The Advantage of Standing Tall

When you get in the car in the morning, you will probably feel awake, motivated and set up for the day ahead. You fasten your seatbelt and adjust your rear view mirror before setting off by tilting it upwards. Ignition on and off to go!

You arrive at work, once you’ve finally found a place to park and get on with the day. You battle with deadlines, debate with colleagues, hardly stop for lunch, surviving off coffee and you cram in as much into the day as possible until you leave for home late, tired and slightly irritable, knowing that the nose-to-tail traffic is next on the agenda. You get in the car, click in the seatbelt, check the rear view mirror and…. you tilt it downwards to see behind you….

Why the diurnal shift in rearview mirror positioning?
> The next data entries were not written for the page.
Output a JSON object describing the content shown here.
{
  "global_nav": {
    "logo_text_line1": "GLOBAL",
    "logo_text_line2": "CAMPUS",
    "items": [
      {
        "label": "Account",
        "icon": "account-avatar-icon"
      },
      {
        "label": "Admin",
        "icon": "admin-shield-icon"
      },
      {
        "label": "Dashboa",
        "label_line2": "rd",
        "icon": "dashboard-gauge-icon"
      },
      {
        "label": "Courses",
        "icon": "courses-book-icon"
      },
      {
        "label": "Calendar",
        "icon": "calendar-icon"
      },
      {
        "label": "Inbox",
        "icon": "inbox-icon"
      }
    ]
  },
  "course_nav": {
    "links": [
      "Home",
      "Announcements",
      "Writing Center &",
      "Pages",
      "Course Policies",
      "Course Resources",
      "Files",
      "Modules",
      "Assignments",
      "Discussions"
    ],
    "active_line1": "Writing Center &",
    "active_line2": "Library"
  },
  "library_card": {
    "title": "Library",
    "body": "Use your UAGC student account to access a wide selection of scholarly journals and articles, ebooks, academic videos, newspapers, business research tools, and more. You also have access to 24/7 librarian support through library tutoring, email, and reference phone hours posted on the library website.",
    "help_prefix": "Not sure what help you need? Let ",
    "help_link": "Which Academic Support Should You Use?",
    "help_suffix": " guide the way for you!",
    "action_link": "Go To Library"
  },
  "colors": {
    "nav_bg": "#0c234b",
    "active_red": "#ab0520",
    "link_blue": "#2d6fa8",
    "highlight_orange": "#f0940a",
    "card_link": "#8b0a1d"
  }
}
When we are sad, tired, lack energy or when we are frightened, we slouch. Slouching shortens our bodies and our reduced height means that when we get in the car, we can’t see behind us through the rear view mirror. Rather than sitting up to see properly, we simply tilt the mirror downwards and slope off home, looking forward to a glass of wine with TV.

The association between emotion and body posture is well known, having been proven time and time again by psychologists in laboratories who test volunteers exhibiting different emotions. Tests show that we stand tall when we are happy or when we need to impose ourselves for emotional reasons such as anger or indignation.

How many times has the phrase “drawing his/herself up to his/her full height” been used in literature to convey indignant protest? This phrase which associates emotion with body posture has been cited for over two hundred years.

Here’s a recent example from JK Rowling in her novel “Harry Potter and the Order of the Phoenix”:

Fred and George, the two older brothers of Ron, were testing their new Fainting Fancies on the school newbies to see whether they had the right dosage of “faint” in them. Hermione, Ron’s friend, witnessed the children dropping like flies and wasn’t impressed. She strode over to the mischievous twins and instructed them to stop experimenting on the children. The twins taunted her with jibes, asking whether she was going to put them in detention or make them write lines.

In J K Rowling’s words Hermione “drew herself up to her full height” before saying  “No,” her voice quivering with anger, “but I will write to your mother.” “You wouldn’t,” said George, horrified, taking a step back from her. “Oh, yes, I would,” said Hermione grimly”.